Augur – REPairing Prediction Markets

What is Augur? In one sentence it is an open-source, decentralised, peer-to-peer prediction market platform that is built using the Ethereum protocol. REP, the token issued for the Augur platform, is trading on Poloniex, Kraken, and Gatecoin after a successful crowdsale last year of 11 million REP.

Prior to its secondary listing, Gatecoin listed a REP IOU. They were trading against Bitcoin at a high of $18.29. After the start of secondary market trading, REP trades around US$7.60. That equates to a market capitalisation of $84.4 million, placing it as the 7th largest Coin by market cap.

Impressive. But why is it currently valued so high? Why are exchanges listing it? Why do people want to trade it? What are people actually trading?

Augur is a platform that is built off Ethereum, similar to DAO, in that it is using the smart-contract technology as a way of governing and decentralizing a prediction market. With a few failed exceptions (Intrade for example, which attempted what Augur is doing but got shut down by CFTC regulations), most prediction markets have been centralised. Why is this an issue? Well betting on certain events in the US is illegal, such as election outcomes. Hence, a dencentralised platform which a 3 or 4 letter organization cannot close is preferential for those wanting to bet on Drumpf or Crooked Hillary as the next leader of the US.

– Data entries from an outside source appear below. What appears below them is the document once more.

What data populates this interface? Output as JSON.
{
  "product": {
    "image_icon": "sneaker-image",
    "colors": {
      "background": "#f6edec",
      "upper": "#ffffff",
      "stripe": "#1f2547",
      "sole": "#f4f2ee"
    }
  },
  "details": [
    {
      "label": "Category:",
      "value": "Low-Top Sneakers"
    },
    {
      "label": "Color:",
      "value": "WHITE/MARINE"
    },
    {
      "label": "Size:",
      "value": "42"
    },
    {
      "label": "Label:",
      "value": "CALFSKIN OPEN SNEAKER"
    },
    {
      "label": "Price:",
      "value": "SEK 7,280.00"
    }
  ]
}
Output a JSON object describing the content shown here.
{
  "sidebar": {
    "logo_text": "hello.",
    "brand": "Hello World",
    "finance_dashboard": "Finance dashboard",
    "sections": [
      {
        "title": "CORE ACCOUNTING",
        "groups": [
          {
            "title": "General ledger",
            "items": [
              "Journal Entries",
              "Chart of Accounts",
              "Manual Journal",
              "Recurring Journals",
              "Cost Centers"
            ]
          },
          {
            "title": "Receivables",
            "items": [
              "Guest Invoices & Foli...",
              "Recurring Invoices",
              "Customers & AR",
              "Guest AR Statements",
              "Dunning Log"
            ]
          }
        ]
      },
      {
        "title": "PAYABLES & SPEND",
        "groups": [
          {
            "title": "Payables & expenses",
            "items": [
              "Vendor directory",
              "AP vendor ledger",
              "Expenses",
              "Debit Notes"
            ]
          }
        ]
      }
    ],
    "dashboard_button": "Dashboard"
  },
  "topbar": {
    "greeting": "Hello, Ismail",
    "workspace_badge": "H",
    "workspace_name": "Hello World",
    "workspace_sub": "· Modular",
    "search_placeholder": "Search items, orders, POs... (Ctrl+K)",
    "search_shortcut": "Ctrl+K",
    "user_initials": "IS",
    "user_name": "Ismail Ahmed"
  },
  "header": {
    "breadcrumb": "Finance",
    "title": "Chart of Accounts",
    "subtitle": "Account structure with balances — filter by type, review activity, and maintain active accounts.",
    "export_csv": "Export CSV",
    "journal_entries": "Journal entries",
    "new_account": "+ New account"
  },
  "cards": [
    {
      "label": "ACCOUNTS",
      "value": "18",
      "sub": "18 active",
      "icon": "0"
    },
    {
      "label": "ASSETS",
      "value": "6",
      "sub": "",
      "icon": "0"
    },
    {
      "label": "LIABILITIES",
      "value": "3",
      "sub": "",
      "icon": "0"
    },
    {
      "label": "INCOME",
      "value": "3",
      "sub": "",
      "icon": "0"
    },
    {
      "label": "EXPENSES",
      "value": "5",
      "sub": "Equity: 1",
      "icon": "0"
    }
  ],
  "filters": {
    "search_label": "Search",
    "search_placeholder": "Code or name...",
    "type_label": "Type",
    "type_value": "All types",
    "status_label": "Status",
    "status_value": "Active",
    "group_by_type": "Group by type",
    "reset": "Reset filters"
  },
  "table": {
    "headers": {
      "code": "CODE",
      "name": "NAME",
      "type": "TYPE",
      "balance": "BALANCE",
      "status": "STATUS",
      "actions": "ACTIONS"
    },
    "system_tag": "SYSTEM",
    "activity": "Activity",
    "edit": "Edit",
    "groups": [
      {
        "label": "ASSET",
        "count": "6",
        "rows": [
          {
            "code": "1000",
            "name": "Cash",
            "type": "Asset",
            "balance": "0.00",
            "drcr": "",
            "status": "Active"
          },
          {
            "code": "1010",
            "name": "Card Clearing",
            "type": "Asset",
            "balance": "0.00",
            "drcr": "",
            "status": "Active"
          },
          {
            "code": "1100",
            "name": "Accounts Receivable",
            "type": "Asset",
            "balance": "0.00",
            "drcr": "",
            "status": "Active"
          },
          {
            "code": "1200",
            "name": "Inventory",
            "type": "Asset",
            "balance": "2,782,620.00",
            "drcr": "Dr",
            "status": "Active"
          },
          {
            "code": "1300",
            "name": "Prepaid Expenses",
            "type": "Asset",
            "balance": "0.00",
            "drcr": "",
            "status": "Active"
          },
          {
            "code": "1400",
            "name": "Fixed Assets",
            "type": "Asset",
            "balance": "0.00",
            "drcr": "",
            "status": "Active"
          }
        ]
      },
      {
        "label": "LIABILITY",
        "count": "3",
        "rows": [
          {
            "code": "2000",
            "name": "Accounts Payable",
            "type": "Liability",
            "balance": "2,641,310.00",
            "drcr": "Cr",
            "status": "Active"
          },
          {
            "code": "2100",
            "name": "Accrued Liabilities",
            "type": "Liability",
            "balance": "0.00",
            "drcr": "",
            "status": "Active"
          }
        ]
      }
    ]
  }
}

Centralised platforms are prone to manipulation. Often the results are reported by 1 person only, who may lie or skew the results for their personal gain. Under Augur’s rules, a random selection of multiple REP holders are chosen to vote. So the tagline is that the “Wisdom of the Crowd” is better than an expert. But if you are holding REP, why would you bother to possibly research the event and then report on the outcome?

Here is the interesting part, you get rewarded for accurate reporting. How? It first works with someone creating a binary event (although Augur is not limited to such), for example you bet Drumpf is going to win. So you buy one share in this particular market that pays off 1 if he wins and 0 if he loses. Hence the current traded price of this particular market actually reflects the probability of a win. Volatile swings between 0 and 1 are earn trading fees as traders buy and sell contracts. At the end of the event, half of the trading fees go to the market creators / market makers and the other half go to the reporters (as an incentive to report correctly). Those who report incorrectly or do not report at all, get penalized and lose some of their REP tokens.

Oh and by the way, coming up with “unethical”, assassination-market based questions such as “Will Clinton die from a gunshot wound to the head before she dies from pneumonia” can lose REP for the market creator.

So why will people buy and sell REP? With the “illegal” sports betting market valued anywhere north of $3 trillion, Augur aims to take a cut, and allow degenerates to bet on their favourite teams without fear of the site being shut down. REP is similar to a trading seat at an exchange, such as the NYSE, whereby holders earn the trading fees via active participation.

Augur’s success depends on active participation, else events will fail to reach the 65% consensus limit, delaying contract payments. Using DAO as a use-case (discussed in depth in a previous post, DAPPathy), voter apathy killed the token long before the hacker drained it. If that laziness wasn’t bad enough, even now, months after the exploit, there are more than 1.5m Ether to be claimed in the DAO withdrawal account.

If you hold REP you must vote. If you don’t, then you lose your REP. At launch, there could be 10s of thousands of markets being created. This could initially create some friction in the market.

However, over time I believe those type of people who enjoy spending a minute out of their day answering surveys they get in emails will be attracted to the token and enjoy the rewards it brings.

As a trader, I choose not to value REP based on technical analysis, but rather using a discounted stream of cash flows. As a holder, you earn a dividend stream into perpetuity. That stream is dependent on the breadth of markets, number of traders, and ultimately turnover.

Is $7.60 a good price for this perpetual stream of income? At the moment it is anyone’s guess. Augur is starting to heat up, and events are starting to be created. I expect REP price volatility as traders’ come to their own conclusions about Augur’s viability as an alternative gambling arena. I do expect it to “moon” if it gains traction in the mainstream media, and I am sure the Augur team will focus heavily on public relations.

Whether you are bullish or bearish on Augur’s future, you can trade the REP/XBT exchange rate on BitMEX with 10x leverage. The recently launched REP7D futures contract allows traders to go long or short REP using only Bitcoin.